Undesign the Redline
The HUB powered by PNC at the Dayton Arcade
Free and Open to the Public
Redlining maps, introduced in the 1930s, delineated risk areas for federally-funded home ownership programs. Neighborhoods where no investment would be made were outlined in red–literally “redlined”–and race was the primary factor in determining these zones. Because they were often unable to access housing loans, mortgages, and other financial services, residents of redlined areas were left with fewer housing and employment opportunities. A shrinking tax base led to insufficient public services and concentrated poverty. Meanwhile, investment poured into rapidly expanding, whiter suburbs, where families could purchase property and accrue wealth over time, while also accessing better-funded schools, jobs and healthcare.

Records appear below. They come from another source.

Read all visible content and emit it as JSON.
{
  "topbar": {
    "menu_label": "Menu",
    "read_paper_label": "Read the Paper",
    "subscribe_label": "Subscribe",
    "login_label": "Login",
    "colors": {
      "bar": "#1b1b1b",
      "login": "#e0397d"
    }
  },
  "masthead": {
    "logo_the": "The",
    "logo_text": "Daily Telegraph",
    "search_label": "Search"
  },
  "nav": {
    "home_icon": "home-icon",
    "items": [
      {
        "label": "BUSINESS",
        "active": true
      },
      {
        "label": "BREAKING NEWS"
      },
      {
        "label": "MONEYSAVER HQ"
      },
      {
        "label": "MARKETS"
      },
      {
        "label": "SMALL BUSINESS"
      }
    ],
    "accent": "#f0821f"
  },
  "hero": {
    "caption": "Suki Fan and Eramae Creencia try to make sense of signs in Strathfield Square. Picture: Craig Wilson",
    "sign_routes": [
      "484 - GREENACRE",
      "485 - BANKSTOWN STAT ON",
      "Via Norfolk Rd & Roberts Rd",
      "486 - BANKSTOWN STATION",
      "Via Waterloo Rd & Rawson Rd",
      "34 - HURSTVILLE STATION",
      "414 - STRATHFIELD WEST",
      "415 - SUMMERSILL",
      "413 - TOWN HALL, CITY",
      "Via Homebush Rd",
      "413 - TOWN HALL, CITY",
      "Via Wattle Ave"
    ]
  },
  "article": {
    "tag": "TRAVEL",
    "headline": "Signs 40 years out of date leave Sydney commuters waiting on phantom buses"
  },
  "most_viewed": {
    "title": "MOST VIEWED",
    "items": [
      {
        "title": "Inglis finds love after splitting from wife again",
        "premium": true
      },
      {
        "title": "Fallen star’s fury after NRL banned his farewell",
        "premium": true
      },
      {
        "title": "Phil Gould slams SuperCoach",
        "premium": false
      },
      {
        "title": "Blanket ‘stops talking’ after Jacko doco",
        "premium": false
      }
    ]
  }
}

Visitors can place themselves on the map to see how policies may have advantaged or disadvantaged their families and neighbors.
To learn more about Dayton’s racial history, watch the Dayton Daily News' Roots of Racism series here.
August 6-September 25
October 1-31, 2021
November 8-30, 2021
March 7–April 1, 2022
Undesign the Red Line
Undesign the Redline examines barriers and bridges in our community through the experiences of people and communities affected by the legacy of redlining.
CareSource • Cox First Media • DATV • The Dayton Foundation • Dayton Metro Library Foundation • Evans Motorworks • Fifth Third Bank • Friends of the Library • Key Bank • LCNB Bank • Mathile Family Foundation • Miami Valley Regional Planning Commission • Montgomery County Arts and Culture District • Montgomery County Educational Service Center • PNC • Premier Health • Sinclair College • State Library of Ohio, with federal funds from the Institute of Museum and Library Services • StriveTogether • Trotwood-Madison Schools • University of Dayton • Wright State University